R&I: What is your favorite book or movie?

I read mostly biographies and autobiographies. I like to read how successful people became successful by overcoming their own obstacles. Jay Leno, Jack Welch, Bill Harrah, etc. I also enjoyed the book and movie “Money Ball.”

R&I: What is your favorite drink?

Ice water when it’s hot, coffee when it’s cold, and an adult beverage when it’s called for.

R&I: What does your family think you do?

In my family, I’m the “Safety Geek.”

R&I:  What’s your favorite restaurant?

Vegas is a world-class restaurant town. No matter what you are hungry for, you can find it here. I have a few favorites that are my “go-to’s,” depending on the mood and who I am with.

If you’re in town, you should try to have at least one meal off the strip. For that, I would suggest you get reservations (you’ll need them) at Herbs and Rye. It’s a great little restaurant that is always lively. The food is tremendous, and the service is always on point. They make hand-crafted cocktails that are amazing.

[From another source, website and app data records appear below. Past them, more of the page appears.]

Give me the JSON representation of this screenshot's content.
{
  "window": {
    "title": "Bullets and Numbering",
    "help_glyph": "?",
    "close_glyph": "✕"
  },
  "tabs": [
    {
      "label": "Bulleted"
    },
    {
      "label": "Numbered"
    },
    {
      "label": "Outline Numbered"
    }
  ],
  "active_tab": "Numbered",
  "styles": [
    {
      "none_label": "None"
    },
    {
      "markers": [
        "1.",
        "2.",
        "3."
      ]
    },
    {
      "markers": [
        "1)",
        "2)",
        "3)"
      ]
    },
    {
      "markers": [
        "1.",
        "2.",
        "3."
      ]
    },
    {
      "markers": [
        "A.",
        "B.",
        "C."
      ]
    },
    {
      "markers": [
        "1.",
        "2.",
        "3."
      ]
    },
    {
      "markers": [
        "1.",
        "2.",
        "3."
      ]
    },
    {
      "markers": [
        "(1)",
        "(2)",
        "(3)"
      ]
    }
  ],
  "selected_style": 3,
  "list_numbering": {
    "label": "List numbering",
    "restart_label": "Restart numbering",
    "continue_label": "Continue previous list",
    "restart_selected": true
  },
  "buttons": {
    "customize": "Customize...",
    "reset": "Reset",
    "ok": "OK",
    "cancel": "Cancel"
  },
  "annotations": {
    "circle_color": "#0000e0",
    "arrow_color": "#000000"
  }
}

My favorite Mexican restaurant is Lindo Michoacan. There are three in town, and I prefer the one in Henderson as it has the best view of the valley. For seafood, you can never go wrong with Joe’s in Caesar’s Palace.




Katie Dwyer is an associate editor at Risk & Insurance®. She can be reached at [email protected]